*** Information shown ***

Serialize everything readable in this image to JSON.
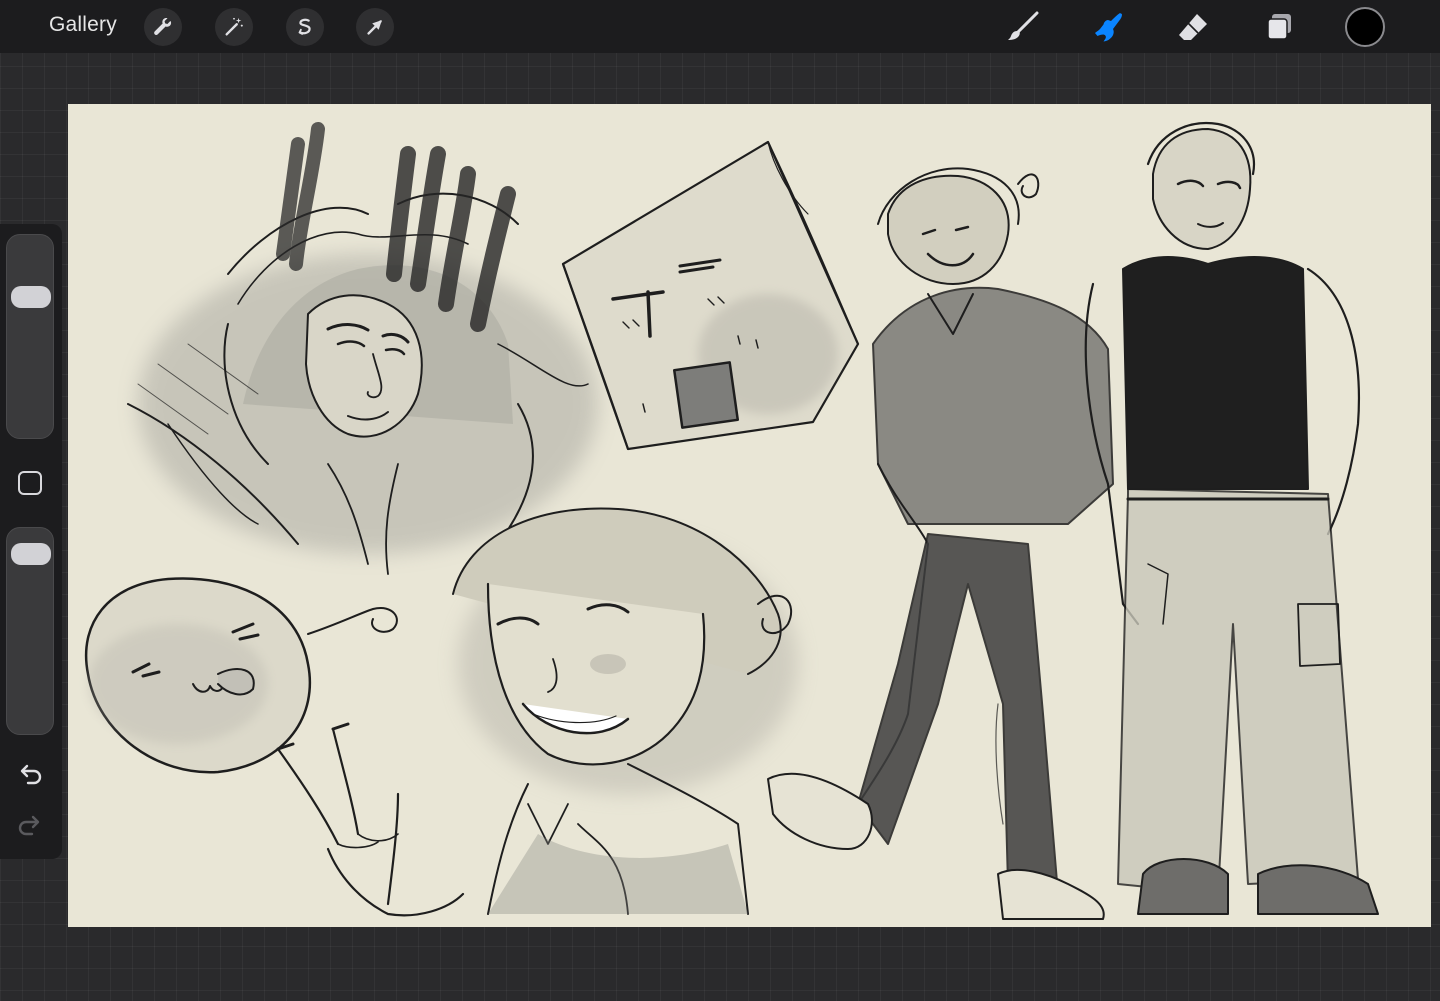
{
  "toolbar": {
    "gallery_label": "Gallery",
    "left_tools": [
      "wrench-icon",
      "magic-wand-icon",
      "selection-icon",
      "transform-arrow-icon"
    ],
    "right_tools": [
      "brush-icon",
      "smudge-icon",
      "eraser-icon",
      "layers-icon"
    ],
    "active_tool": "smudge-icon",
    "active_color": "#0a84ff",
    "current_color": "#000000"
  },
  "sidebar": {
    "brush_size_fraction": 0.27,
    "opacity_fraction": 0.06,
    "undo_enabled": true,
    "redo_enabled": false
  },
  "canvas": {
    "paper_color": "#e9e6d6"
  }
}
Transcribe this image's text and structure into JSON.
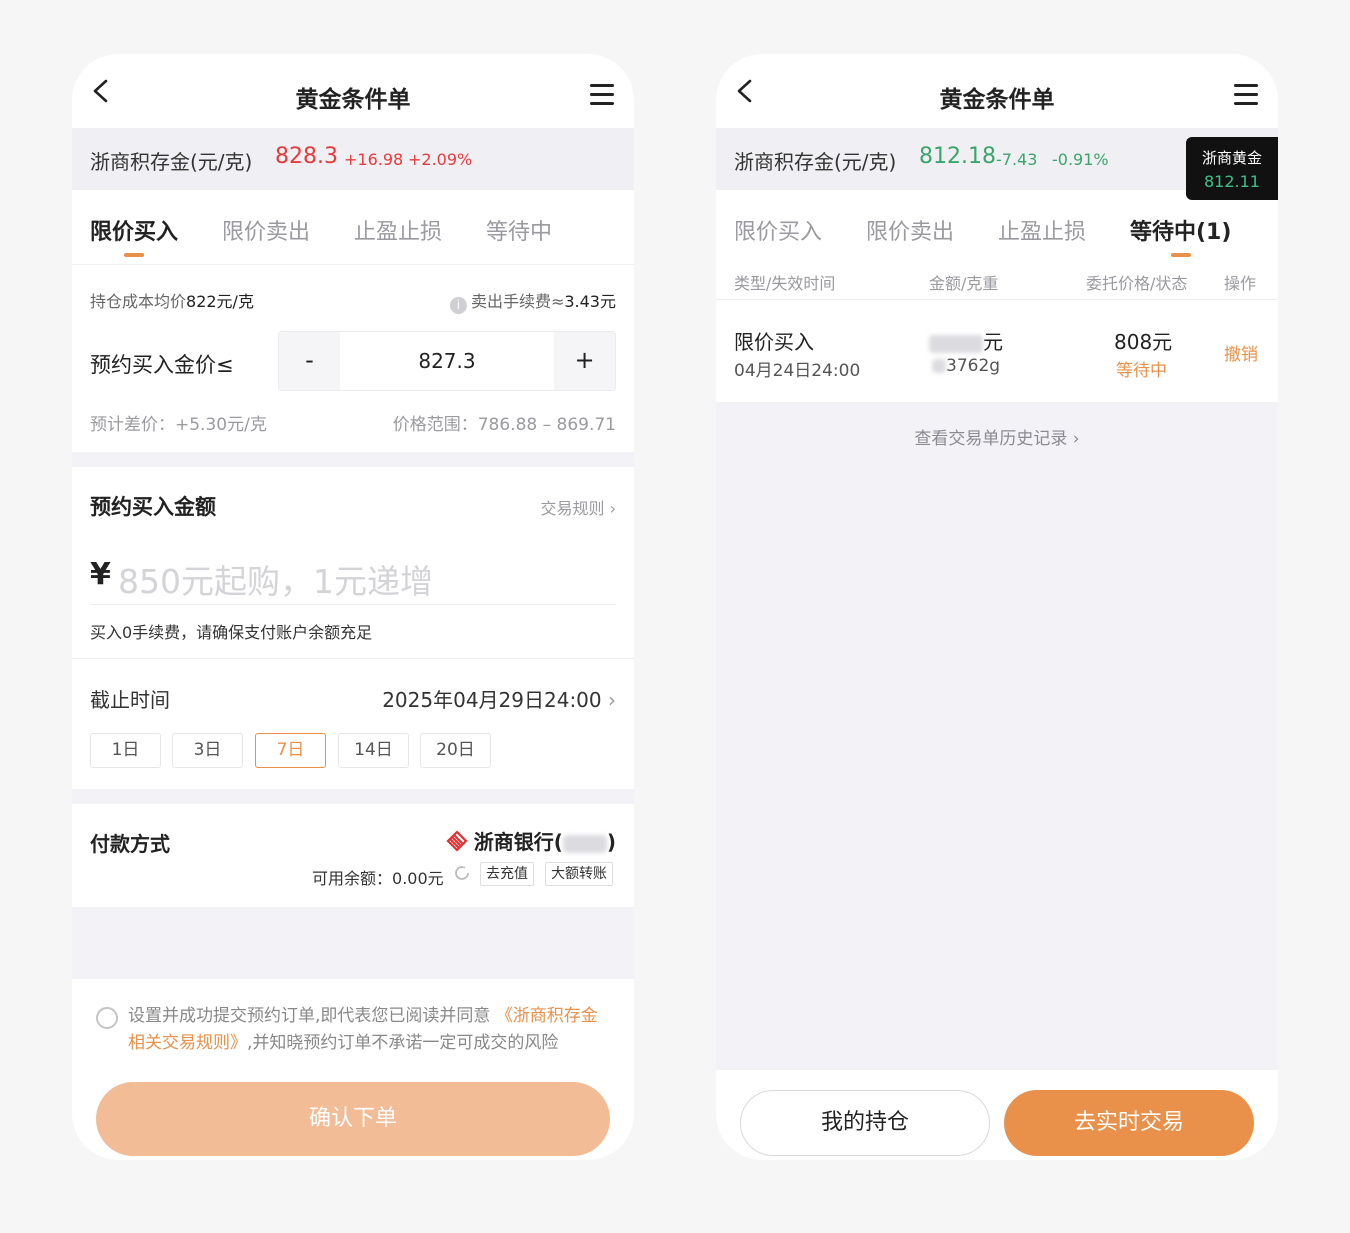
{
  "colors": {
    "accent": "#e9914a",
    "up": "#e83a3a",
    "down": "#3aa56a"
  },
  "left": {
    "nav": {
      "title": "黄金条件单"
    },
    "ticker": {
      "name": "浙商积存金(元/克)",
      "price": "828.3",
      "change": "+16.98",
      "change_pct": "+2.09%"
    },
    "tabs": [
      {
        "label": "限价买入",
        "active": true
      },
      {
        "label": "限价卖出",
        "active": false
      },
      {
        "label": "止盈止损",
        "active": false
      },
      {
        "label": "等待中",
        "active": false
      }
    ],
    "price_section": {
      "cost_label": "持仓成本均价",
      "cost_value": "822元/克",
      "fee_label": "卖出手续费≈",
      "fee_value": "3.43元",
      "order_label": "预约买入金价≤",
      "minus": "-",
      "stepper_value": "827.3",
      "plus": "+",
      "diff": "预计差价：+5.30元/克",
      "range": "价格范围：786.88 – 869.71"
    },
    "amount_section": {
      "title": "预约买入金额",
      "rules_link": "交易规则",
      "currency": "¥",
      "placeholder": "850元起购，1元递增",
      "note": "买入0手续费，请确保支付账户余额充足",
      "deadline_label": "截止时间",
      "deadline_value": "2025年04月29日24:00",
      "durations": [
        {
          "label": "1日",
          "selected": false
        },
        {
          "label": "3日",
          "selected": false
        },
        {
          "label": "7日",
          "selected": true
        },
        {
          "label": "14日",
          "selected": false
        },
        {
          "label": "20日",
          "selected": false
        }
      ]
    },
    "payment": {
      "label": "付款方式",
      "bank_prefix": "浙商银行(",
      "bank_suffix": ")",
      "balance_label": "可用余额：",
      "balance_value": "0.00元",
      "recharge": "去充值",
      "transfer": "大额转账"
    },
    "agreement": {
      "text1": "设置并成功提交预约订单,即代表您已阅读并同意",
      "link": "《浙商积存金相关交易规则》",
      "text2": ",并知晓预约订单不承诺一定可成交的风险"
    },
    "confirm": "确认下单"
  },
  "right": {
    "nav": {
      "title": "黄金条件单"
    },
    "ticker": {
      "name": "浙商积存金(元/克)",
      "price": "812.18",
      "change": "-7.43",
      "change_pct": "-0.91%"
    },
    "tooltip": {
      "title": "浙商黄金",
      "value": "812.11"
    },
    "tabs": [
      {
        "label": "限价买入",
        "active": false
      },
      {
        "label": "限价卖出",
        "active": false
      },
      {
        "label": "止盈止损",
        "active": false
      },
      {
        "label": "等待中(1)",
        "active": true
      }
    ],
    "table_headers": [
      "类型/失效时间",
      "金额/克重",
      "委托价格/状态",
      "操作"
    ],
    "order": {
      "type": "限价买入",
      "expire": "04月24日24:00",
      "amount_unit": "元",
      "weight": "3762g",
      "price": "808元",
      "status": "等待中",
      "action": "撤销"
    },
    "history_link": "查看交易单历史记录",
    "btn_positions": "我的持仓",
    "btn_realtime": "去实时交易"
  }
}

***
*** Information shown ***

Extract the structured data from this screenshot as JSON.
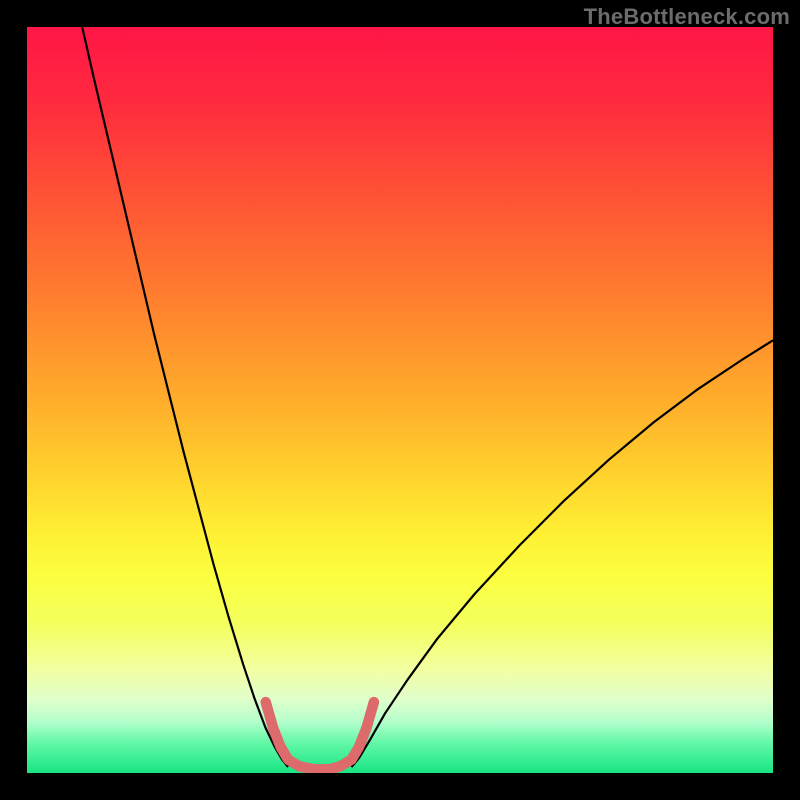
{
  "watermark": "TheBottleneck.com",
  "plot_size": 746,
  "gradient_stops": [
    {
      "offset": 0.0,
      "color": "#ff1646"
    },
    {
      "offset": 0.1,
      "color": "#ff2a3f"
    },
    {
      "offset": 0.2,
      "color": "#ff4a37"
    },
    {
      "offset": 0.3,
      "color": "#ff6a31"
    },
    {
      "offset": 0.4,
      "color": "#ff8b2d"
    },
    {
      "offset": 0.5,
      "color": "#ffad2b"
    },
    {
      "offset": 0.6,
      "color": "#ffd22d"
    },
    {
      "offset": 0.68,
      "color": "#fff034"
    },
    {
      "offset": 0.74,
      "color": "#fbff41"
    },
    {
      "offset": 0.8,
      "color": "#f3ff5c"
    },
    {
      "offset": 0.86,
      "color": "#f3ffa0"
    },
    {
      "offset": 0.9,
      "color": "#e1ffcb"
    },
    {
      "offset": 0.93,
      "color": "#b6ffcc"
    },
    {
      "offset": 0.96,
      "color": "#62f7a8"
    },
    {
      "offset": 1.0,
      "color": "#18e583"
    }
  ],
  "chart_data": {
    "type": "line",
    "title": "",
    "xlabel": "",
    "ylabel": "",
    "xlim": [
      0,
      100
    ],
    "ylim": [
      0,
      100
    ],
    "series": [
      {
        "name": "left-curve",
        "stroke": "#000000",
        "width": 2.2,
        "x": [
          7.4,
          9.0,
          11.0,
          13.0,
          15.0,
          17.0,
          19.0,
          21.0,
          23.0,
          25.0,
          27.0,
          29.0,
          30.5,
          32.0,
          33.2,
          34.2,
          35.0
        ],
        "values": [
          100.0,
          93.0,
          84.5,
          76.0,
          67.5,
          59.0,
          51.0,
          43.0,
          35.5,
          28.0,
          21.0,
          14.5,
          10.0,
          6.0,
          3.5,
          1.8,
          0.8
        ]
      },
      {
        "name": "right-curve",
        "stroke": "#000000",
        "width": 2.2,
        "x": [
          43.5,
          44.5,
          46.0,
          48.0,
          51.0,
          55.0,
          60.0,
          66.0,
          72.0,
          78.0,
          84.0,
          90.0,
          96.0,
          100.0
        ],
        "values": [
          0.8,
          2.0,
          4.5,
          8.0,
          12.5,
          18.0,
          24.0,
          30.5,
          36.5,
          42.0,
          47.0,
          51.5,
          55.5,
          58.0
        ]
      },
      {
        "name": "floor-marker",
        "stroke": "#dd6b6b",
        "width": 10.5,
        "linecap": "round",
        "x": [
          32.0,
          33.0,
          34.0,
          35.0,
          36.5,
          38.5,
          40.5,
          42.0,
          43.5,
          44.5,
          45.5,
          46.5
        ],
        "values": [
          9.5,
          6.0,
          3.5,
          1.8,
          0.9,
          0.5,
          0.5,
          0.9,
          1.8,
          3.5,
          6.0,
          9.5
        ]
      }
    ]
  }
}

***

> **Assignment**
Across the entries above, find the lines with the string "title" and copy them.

> **Exercise result**
      "title": "黄金条件单"
      "title": "预约买入金额",
      "title": "黄金条件单"
      "title": "浙商黄金",
    "title": "",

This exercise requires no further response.